Exercise details —
Pick out each line of the records that includes the string "data", and copy it.
--- Record set ---
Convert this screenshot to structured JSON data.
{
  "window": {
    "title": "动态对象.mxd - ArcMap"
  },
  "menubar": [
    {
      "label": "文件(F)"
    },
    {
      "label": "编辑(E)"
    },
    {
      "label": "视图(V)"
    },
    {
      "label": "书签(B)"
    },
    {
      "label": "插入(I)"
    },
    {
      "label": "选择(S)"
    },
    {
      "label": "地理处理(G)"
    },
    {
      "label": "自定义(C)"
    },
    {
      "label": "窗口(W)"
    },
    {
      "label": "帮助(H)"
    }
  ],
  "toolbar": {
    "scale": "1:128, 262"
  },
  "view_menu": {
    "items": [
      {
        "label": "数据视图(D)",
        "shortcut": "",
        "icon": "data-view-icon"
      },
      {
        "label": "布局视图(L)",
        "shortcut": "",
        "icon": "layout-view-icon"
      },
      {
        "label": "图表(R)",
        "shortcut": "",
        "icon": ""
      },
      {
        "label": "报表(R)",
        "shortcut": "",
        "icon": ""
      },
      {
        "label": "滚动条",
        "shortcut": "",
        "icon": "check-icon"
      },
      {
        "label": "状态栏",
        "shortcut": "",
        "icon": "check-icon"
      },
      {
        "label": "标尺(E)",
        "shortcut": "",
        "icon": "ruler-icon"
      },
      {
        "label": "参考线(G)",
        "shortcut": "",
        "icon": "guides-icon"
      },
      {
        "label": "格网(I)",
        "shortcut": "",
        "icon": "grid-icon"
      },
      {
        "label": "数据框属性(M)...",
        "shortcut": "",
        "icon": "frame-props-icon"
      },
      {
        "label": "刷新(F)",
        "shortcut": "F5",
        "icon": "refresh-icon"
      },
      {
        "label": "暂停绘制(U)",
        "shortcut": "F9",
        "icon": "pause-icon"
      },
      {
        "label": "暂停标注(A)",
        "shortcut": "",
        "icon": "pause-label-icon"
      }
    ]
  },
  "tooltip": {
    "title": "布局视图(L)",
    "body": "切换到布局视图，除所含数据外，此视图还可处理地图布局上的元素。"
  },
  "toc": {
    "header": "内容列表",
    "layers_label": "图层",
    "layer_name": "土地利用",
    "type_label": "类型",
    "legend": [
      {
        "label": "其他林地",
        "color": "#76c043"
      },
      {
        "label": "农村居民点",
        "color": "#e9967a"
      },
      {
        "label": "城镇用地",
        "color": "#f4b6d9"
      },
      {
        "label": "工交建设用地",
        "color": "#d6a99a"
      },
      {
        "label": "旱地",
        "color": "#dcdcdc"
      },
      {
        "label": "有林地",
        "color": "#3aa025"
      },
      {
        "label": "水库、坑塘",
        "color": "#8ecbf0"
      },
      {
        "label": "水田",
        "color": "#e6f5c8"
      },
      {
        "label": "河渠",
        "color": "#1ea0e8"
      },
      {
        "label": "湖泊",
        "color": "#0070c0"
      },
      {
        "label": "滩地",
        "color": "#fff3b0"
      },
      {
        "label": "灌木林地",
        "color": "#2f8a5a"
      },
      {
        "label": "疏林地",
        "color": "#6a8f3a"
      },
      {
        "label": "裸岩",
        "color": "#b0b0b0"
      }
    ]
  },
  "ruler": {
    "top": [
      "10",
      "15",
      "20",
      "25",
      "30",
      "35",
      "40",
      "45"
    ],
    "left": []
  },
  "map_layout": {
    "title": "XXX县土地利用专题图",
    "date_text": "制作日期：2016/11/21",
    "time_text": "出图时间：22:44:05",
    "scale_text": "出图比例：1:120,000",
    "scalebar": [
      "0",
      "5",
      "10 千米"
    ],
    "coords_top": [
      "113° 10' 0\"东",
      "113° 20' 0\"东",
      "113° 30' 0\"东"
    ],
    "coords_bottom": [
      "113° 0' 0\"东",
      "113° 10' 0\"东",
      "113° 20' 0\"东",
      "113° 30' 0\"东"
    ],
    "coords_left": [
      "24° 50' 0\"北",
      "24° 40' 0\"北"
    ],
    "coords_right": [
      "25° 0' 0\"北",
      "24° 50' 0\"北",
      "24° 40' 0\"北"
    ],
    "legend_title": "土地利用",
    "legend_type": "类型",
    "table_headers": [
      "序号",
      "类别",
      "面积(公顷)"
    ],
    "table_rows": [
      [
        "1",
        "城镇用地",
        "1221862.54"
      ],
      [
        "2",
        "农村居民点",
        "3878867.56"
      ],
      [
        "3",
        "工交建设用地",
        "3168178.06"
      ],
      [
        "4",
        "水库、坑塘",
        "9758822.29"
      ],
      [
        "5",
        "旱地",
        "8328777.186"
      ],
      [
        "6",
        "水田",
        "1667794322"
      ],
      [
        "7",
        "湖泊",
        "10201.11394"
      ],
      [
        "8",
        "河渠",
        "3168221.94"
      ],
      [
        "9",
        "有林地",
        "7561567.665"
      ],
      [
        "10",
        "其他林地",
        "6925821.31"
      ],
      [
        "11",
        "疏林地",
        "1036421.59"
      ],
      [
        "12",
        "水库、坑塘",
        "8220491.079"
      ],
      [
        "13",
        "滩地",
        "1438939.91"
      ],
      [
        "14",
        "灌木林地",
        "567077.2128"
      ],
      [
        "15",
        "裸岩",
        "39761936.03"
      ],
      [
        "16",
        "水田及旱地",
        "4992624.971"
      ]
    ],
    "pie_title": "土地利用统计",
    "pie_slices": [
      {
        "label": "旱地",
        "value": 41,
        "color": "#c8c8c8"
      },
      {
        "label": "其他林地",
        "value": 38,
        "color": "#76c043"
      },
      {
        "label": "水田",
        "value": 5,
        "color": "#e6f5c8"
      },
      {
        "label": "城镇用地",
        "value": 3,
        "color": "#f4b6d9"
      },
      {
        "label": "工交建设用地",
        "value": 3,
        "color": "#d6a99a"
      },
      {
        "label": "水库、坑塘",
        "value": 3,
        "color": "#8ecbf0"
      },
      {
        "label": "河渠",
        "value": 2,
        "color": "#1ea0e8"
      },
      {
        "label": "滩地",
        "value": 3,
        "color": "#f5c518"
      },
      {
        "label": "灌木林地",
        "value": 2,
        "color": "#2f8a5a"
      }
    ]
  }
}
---
Result —
Convert this screenshot to structured JSON data.
        "icon": "data-view-icon"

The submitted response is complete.